Culturalism is bad for two reason. First, it is absolutely fallacious to argue that America is worse now (and getting worser by the day) then it was twenty, thirty, or fifty years ago. Just because it's different, doesn't mean it's worse. Who wants to go back to the crime and poverty of the 1930s, even if it means more bodies go to church on Sunday? Second, it ignores the great learning opportunities that are attendant to it. I don't believe in 'tolerance.' I believe that it is a morally-bankrupt word. It can (and has been) twisted to mean anything. However, I believe that divergent beliefs should be shared, not so much that people can arrogate themselves to how accepting they are, but because you can learn from what people do differently. I have lived in the United States for the past four years and I can see what is good and what is bad. I don't think that it is all good or all bad, but I think there are many things that should stay the same, yet at the same time be changed. Tolerance would imply that I could make no value judgments as to the differences between American culture and my own culture, but that I had to accept it as it was. We shouldn't be neutral to what we encounter, we should engage it, critically examine it and discard that which is of no value.

Tuesday, June 12, 2007

Meaninglessness Defined

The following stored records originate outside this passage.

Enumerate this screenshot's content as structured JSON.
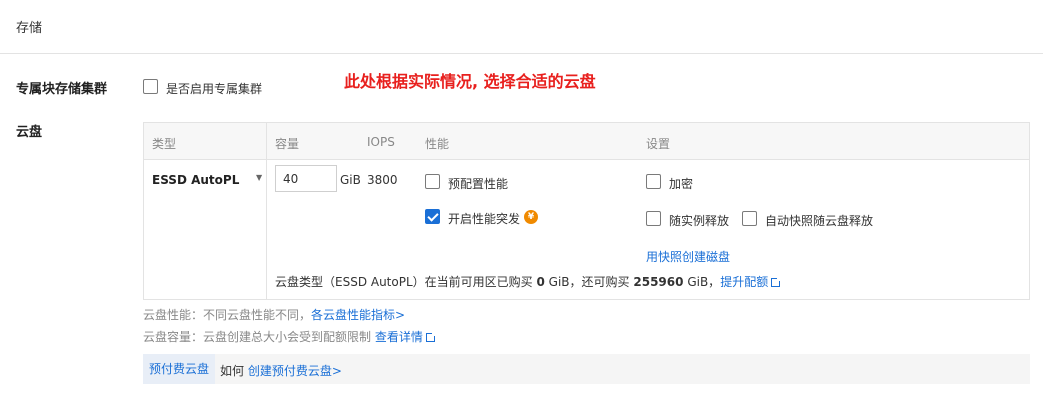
{
  "page_title": "存储",
  "annotation": "此处根据实际情况, 选择合适的云盘",
  "dedicated": {
    "label": "专属块存储集群",
    "checkbox_label": "是否启用专属集群",
    "checked": false
  },
  "cloud_disk": {
    "label": "云盘",
    "headers": {
      "type": "类型",
      "capacity": "容量",
      "iops": "IOPS",
      "performance": "性能",
      "settings": "设置"
    },
    "row": {
      "type_value": "ESSD AutoPL",
      "capacity_value": "40",
      "capacity_unit": "GiB",
      "iops_value": "3800",
      "options": {
        "provisioned": "预配置性能",
        "burst": "开启性能突发",
        "encrypt": "加密",
        "release_with_instance": "随实例释放",
        "auto_snapshot_release": "自动快照随云盘释放",
        "create_from_snapshot": "用快照创建磁盘"
      },
      "quota_line": {
        "prefix": "云盘类型（ESSD AutoPL）在当前可用区已购买",
        "bought": "0",
        "mid": "GiB，还可购买",
        "available": "255960",
        "suffix": "GiB，",
        "link": "提升配额"
      }
    }
  },
  "hints": {
    "perf_text": "云盘性能：不同云盘性能不同，",
    "perf_link": "各云盘性能指标>",
    "cap_text": "云盘容量：云盘创建总大小会受到配额限制",
    "cap_link": "查看详情"
  },
  "prepay": {
    "tab": "预付费云盘",
    "text": "如何",
    "link": "创建预付费云盘>"
  },
  "icons": {
    "coin": "¥"
  },
  "colors": {
    "accent": "#1a6fd6",
    "annotation": "#e8201e",
    "coin": "#f08a00"
  }
}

This blog is dedicated to all those who have come to the realization that everything that they hold dear in life is, when they really think about it, is devoid of meaning in and of itself. In the grand scheme of things (and I use this phrase liberally…there is no grand scheme after all), everything that we believe is important is not so. For humankind, however, we attach the most significance to the most insignificant of things. Take the current immigration debate in the United States. Does it really matter whether we use the word "amnesty" or not in determining the future status of twelve million of our fellow human beings? Instead of talking about real people and their feelings and emotions, some would waste precious time and energy on debating what punishment is appropriate for 'illegals'. And the crime for which no amnesty should be granted? Working on the wrong side of an imaginary line. If only I had the power to punish my sisters when they crossed the imaginary line into my bedroom when I was a child. No mention is ever made of the fact that current worldwide immigration policy is nothing more than neofeudalism. No mention is ever made that all immigration laws are malum prohibitum and not malum in se. Assuming that there were no political states, could anyone rationally argue that moving from one part of the globe to another to work is somehow morally wrong?

But to strip away meaning, to look at the real issue and come to a decision takes courage. Although I disagree with many things that Sam Harris writes in his book "The End of Reason", I think that he was correct in his argument that no idea and no belief should be consider sacrosanct. With that idea in mind, I intend to examine the issues facing us today.

The title of this post is a misnomer. There is no definition of meaninglessness.